Cloud collaboration company lets its customers Huddle with users in different organisations
Cloud collaboration and content management service Huddle has launched Unlimited Enterprise, which allows businesses to work with external organisations.
Enterprise collaboration firms have a problem – their customers may be really keen on the product, but most of them are inevitably working with people outside their company and unless those partners adopt the same product, its benefits stop there. Huddle’s answer is to let its customers’ partners use the product for free – and it also added a 99.9 perent uptime guarantee to underline its enterprise credentials and reassure cloud-wary IT managers.
Huddle says that 93 percent of its customers work with at least one external organisation, with the average business working with 25 other companies. It claims that United Enterprise can cover this ecosystem, as it allows ‘lite’ users outside the company to join the Huddle service for free. They can then view or download content, comment on documents, tasks, whiteboards and discussions.
The Unlimited Enterprise package also includes unlimited workspaces and API access, advanced customisation options, full mobile access, data export, AD integration and global support.
“Huddle is inherently social, connecting all users – internal and external – on one secure cloud platform,” commented Alastair Mitchell, CEO of Huddle. “With our Unlimited Enterprise offering, CIOs don’t need to worry about costs spiraling out of control as lite users are added at no additional cost.”
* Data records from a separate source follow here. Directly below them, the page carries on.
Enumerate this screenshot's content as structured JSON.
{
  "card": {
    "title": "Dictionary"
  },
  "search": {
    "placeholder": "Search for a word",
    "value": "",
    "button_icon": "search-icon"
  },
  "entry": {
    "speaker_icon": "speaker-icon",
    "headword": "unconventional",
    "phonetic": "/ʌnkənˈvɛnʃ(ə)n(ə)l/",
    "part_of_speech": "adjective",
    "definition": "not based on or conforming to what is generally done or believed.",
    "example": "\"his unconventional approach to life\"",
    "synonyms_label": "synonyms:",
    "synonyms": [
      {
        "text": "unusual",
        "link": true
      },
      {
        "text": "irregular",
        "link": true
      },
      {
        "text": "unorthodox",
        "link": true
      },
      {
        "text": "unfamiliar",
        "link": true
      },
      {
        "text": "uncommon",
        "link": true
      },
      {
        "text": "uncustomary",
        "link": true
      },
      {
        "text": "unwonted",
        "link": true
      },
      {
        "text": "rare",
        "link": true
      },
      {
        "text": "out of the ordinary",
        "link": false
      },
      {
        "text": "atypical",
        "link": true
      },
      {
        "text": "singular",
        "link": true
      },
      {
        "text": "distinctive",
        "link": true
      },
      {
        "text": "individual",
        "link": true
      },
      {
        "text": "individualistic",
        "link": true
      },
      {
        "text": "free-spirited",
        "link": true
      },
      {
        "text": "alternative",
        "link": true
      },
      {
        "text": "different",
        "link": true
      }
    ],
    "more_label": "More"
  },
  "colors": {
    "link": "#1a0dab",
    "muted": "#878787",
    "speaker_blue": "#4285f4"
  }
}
“Traditional collaboration services, like SharePoint, lock information and people in silos. They were designed in a pre-internet era with the purpose of keeping content inside the firewall and the outside world, out,” he added. “This is true cloud collaboration and it’s hugely exciting.”
Huddle has also promised that users will experience zero downtime, even during the 13 product updates that happen each year. Huddle uptime over the last 90 days has been 99.995 percent and the company has promised financial compensation, not just service credits, if it fails to fulfil its promise.
“Many cloud providers offer uptime guarantees, but these agreements don’t cover scheduled downtime for maintenance so are in reality far lower than their headline number,” said Mitchell. “Downtime is downtime, regardless of whether it’s scheduled or not, and such guarantees are useless if your service is down for hours over the weekend and you need to access information.”
Finally, Huddle has widened the eligibility criteria for its donation programme, meaning that more non-profit organisations can get the service for free. Huddle says it has already donated to thousands of non-profit organisations to the tune of $3 million (£1.9m) and its users include Comic Relief, World Wildlife Fund and UNICEF.
Established in 2006, Huddle is used by over 100,000 businesses and organisations use its services, including more than 60 percent of central government departments, including the Cabinet Office and the Department for Business, Innovations and Skills. In July, Huddle claimed that it was the first ever software-as-a-service system to be cleared to handle restricted government information.